isodesign extend their studio practices of pre-visualisation and high end production of immersive installations to create a simulacra of the basement of Virginia Street and define a digital space to which the Sirens can be summonsed.


The Butler Brothers

‘On Demand’ is a reactive Volumetric Tableau that puts the participant in the centre of a magic ‘server circle’, a networked labour hub that “Leverages the Living”.

The servers sing when gazed upon, in turn hypnotising the visitor, as a vast ‘taskswarm’ of gig economy candidates builds up, awaiting utilisation. Motion captured, reactive figures accusingly surround the visitor, which, when approached, speak of their fate, held forever within financialisation’s forcefield.

The work reflects on Human Utility in an age of Artificial Indifference.

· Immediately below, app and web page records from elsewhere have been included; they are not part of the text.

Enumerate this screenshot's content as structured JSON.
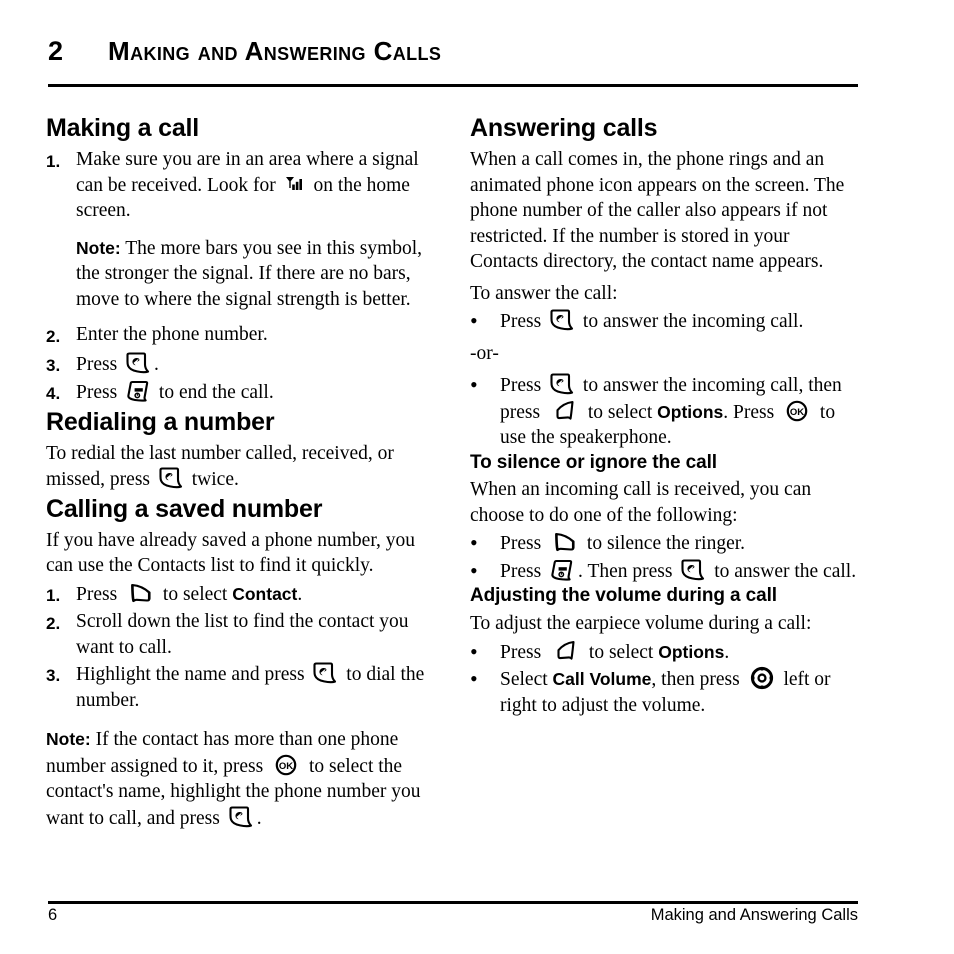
{
  "header": {
    "chapter_number": "2",
    "chapter_title": "Making and Answering Calls"
  },
  "footer": {
    "page_number": "6",
    "running_title": "Making and Answering Calls"
  },
  "left_column": {
    "section1": {
      "heading": "Making a call",
      "items": [
        {
          "marker": "1.",
          "text_before_icon": "Make sure you are in an area where a signal can be received. Look for ",
          "icon": "signal-strength-icon",
          "text_after_icon": " on the home screen."
        },
        {
          "marker": "2.",
          "text_before_icon": "Enter the phone number.",
          "icon": "",
          "text_after_icon": ""
        },
        {
          "marker": "3.",
          "text_before_icon": "Press ",
          "icon": "send-key-icon",
          "text_after_icon": "."
        },
        {
          "marker": "4.",
          "text_before_icon": "Press ",
          "icon": "end-key-icon",
          "text_after_icon": " to end the call."
        }
      ],
      "note_label": "Note:",
      "note_text": "The more bars you see in this symbol, the stronger the signal. If there are no bars, move to where the signal strength is better."
    },
    "section2": {
      "heading": "Redialing a number",
      "text_before_icon": "To redial the last number called, received, or missed, press ",
      "icon": "send-key-icon",
      "text_after_icon": " twice."
    },
    "section3": {
      "heading": "Calling a saved number",
      "intro": "If you have already saved a phone number, you can use the Contacts list to find it quickly.",
      "items": [
        {
          "marker": "1.",
          "text_before_icon": "Press ",
          "icon": "right-soft-key-icon",
          "text_after_icon": " to select ",
          "bold_term": "Contact",
          "text_end": "."
        },
        {
          "marker": "2.",
          "text_before_icon": "Scroll down the list to find the contact you want to call.",
          "icon": "",
          "text_after_icon": "",
          "bold_term": "",
          "text_end": ""
        },
        {
          "marker": "3.",
          "text_before_icon": "Highlight the name and press ",
          "icon": "send-key-icon",
          "text_after_icon": " to dial the number.",
          "bold_term": "",
          "text_end": ""
        }
      ],
      "note_label": "Note:",
      "note_part1": "If the contact has more than one phone number assigned to it, press ",
      "note_icon1": "ok-key-icon",
      "note_part2": " to select the contact's name, highlight the phone number you want to call, and press ",
      "note_icon2": "send-key-icon",
      "note_part3": "."
    }
  },
  "right_column": {
    "section1": {
      "heading": "Answering calls",
      "intro": "When a call comes in, the phone rings and an animated phone icon appears on the screen. The phone number of the caller also appears if not restricted. If the number is stored in your Contacts directory, the contact name appears.",
      "lead_in": "To answer the call:",
      "bullet1": {
        "marker": "•",
        "text_before_icon": "Press ",
        "icon": "send-key-icon",
        "text_after_icon": " to answer the incoming call."
      },
      "or_separator": "-or-",
      "bullet2": {
        "marker": "•",
        "part1": "Press ",
        "icon1": "send-key-icon",
        "part2": " to answer the incoming call, then press ",
        "icon2": "left-soft-key-icon",
        "part3": " to select ",
        "bold_term": "Options",
        "part4": ". Press ",
        "icon3": "ok-key-icon",
        "part5": " to use the speakerphone."
      }
    },
    "section2": {
      "heading": "To silence or ignore the call",
      "intro": "When an incoming call is received, you can choose to do one of the following:",
      "bullet1": {
        "marker": "•",
        "text_before_icon": "Press ",
        "icon": "right-soft-key-icon",
        "text_after_icon": " to silence the ringer."
      },
      "bullet2": {
        "marker": "•",
        "part1": "Press ",
        "icon1": "end-key-icon",
        "part2": ". Then press ",
        "icon2": "send-key-icon",
        "part3": " to answer the call."
      }
    },
    "section3": {
      "heading": "Adjusting the volume during a call",
      "intro": "To adjust the earpiece volume during a call:",
      "bullet1": {
        "marker": "•",
        "text_before_icon": "Press ",
        "icon": "left-soft-key-icon",
        "text_after_icon": " to select ",
        "bold_term": "Options",
        "text_end": "."
      },
      "bullet2": {
        "marker": "•",
        "part1": "Select ",
        "bold_term": "Call Volume",
        "part2": ", then press ",
        "icon": "navigation-key-icon",
        "part3": " left or right to adjust the volume."
      }
    }
  },
  "colors": {
    "text": "#000000",
    "background": "#ffffff",
    "rule": "#000000"
  }
}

As Automation, AI, and robotics takes care of all meaningful tasks, humans will only have to work harder, in a new era of punitive, symbolic labour.



‘Siren voices seduce the listener while a visual ballet unfolds; each musical motif represented as an abstract graphical form, each moving like a performer around a virtual stage.’

Craig Ritchie Allan creates an environment of fractured, evolving architectural forms using visual programming to creative a generative composition – not only is each performance original but the observer’s orientation provides a different mix of the visual and acoustic elements.


Giles Lamb

“As a soundtrack composer, much like a film maker, I think linearly with a beginning, middle and end. Creating an emotional narrative along a timeline. The question is, in the VR world, is the soundtrack simply a more spatialised version of stereo or surround sound (like 3D vs 2D movies) or does it genuinely provide a new framework for audio visual creative expression? This project has allowed me as a composer to collaborate in a number of different ways within this new medium which has thrown up some interesting challenges. Although VR has primarily evolved from game development, it is pretty clear its application goes way beyond games. The recognition of VR as an art form is slowly taking hold.”

Sonica 2017